Extracted material |
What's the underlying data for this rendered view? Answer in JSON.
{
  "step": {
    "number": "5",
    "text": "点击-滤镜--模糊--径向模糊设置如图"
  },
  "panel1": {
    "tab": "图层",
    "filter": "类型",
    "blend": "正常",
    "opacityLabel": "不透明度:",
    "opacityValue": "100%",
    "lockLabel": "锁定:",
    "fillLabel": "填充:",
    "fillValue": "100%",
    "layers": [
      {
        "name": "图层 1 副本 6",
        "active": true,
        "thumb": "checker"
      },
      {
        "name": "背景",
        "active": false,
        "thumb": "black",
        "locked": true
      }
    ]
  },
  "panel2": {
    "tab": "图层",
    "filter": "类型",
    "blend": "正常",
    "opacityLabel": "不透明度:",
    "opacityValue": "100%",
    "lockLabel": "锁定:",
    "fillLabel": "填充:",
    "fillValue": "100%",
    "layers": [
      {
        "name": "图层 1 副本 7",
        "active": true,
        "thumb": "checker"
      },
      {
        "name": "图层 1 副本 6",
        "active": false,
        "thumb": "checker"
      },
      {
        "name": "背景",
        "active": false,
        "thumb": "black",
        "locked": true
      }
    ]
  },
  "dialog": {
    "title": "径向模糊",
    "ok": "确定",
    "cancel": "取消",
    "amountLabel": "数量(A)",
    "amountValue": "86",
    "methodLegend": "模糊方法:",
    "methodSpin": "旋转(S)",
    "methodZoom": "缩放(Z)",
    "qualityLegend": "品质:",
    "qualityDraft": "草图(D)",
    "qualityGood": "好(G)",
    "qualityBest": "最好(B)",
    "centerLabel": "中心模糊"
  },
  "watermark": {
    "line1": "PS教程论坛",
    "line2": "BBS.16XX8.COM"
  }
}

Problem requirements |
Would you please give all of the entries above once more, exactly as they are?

Solution for this exercise |
What's the underlying data for this rendered view? Answer in JSON.
{
  "step": {
    "number": "5",
    "text": "点击-滤镜--模糊--径向模糊设置如图"
  },
  "panel1": {
    "tab": "图层",
    "filter": "类型",
    "blend": "正常",
    "opacityLabel": "不透明度:",
    "opacityValue": "100%",
    "lockLabel": "锁定:",
    "fillLabel": "填充:",
    "fillValue": "100%",
    "layers": [
      {
        "name": "图层 1 副本 6",
        "active": true,
        "thumb": "checker"
      },
      {
        "name": "背景",
        "active": false,
        "thumb": "black",
        "locked": true
      }
    ]
  },
  "panel2": {
    "tab": "图层",
    "filter": "类型",
    "blend": "正常",
    "opacityLabel": "不透明度:",
    "opacityValue": "100%",
    "lockLabel": "锁定:",
    "fillLabel": "填充:",
    "fillValue": "100%",
    "layers": [
      {
        "name": "图层 1 副本 7",
        "active": true,
        "thumb": "checker"
      },
      {
        "name": "图层 1 副本 6",
        "active": false,
        "thumb": "checker"
      },
      {
        "name": "背景",
        "active": false,
        "thumb": "black",
        "locked": true
      }
    ]
  },
  "dialog": {
    "title": "径向模糊",
    "ok": "确定",
    "cancel": "取消",
    "amountLabel": "数量(A)",
    "amountValue": "86",
    "methodLegend": "模糊方法:",
    "methodSpin": "旋转(S)",
    "methodZoom": "缩放(Z)",
    "qualityLegend": "品质:",
    "qualityDraft": "草图(D)",
    "qualityGood": "好(G)",
    "qualityBest": "最好(B)",
    "centerLabel": "中心模糊"
  },
  "watermark": {
    "line1": "PS教程论坛",
    "line2": "BBS.16XX8.COM"
  }
}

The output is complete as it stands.